Some parts of the ship have turned into slums while others have grown into abodes of luxury. Equipment gradually wears down, making it difficult to extract water, and most plants in nature zones wither because of the clogged ventilation systems. To save more energy, some parts of the ship are cut off from air and electrical supply.
People who lived in those areas have to move to the central part of the ship. The already cramped space becomes even stuffier. And with the lack of personal space comes growing irritation. Soon, it becomes obvious there’s no other way out but to create a faster-than-light engine, or FTL. It would require major refurbishments and changes to the ship’s structure.
The matter is up for a vote, and surprisingly, not everyone agrees. Some people don’t want to take any risks and are already used to considering the ship their home. They want to use the ship’s resources for global repairs. People’s opinions are divided. Conflict is inevitable, and humanity risks disappearing from the universe.
Resolution comes, unexpectedly, from impending danger. It turns out that the ship is heading towards a wide and unusually dense asteroid belt. The celestial bodies are packed so tight they leave hardly any space for the ship to maneuver. A collision at the current speed is inevitable.
The only hope left for humanity is to go all out on building the FTL engine. The work takes months, but it’s united people once more. Everyone works around the clock and only sleeps as much as they need to regain strength. While half the people help build the engine, the other half pedal the bikes to generate energy. There’s once again a glitter of hope that humanity will be able to find a new world with enough space for everyone.
The risks are sky-high, but there’s no choice. The energy is only enough for a single attempt to jump. If it fails, humankind could be stranded in outer space on a broken starship. Before the jump, people send a capsule with information about humanity into space. They upload videos, movies, music, and the entire history of humankind onto several massive hard drives. This is the only chance to leave a small footprint in the universe if they don’t succeed.

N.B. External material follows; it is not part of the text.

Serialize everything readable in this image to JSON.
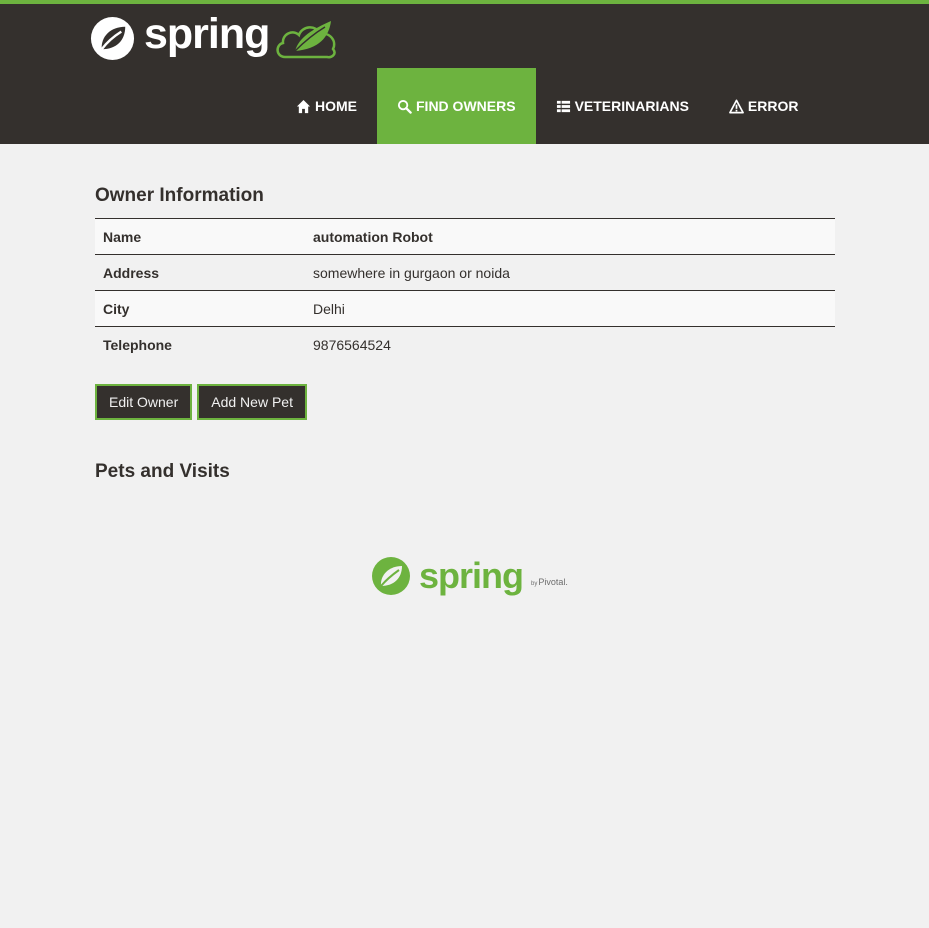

Everyone is ready. All power is transferred to the engine. People lie down in small capsules and put on oxygen masks. There is a single desire: to wake up in a new world or not at all. No one’s ready to watch the fall of humanity. Capsules are locked, and people close their eyes. The engine is on. The countdown begins. Three. Two. One... Jump.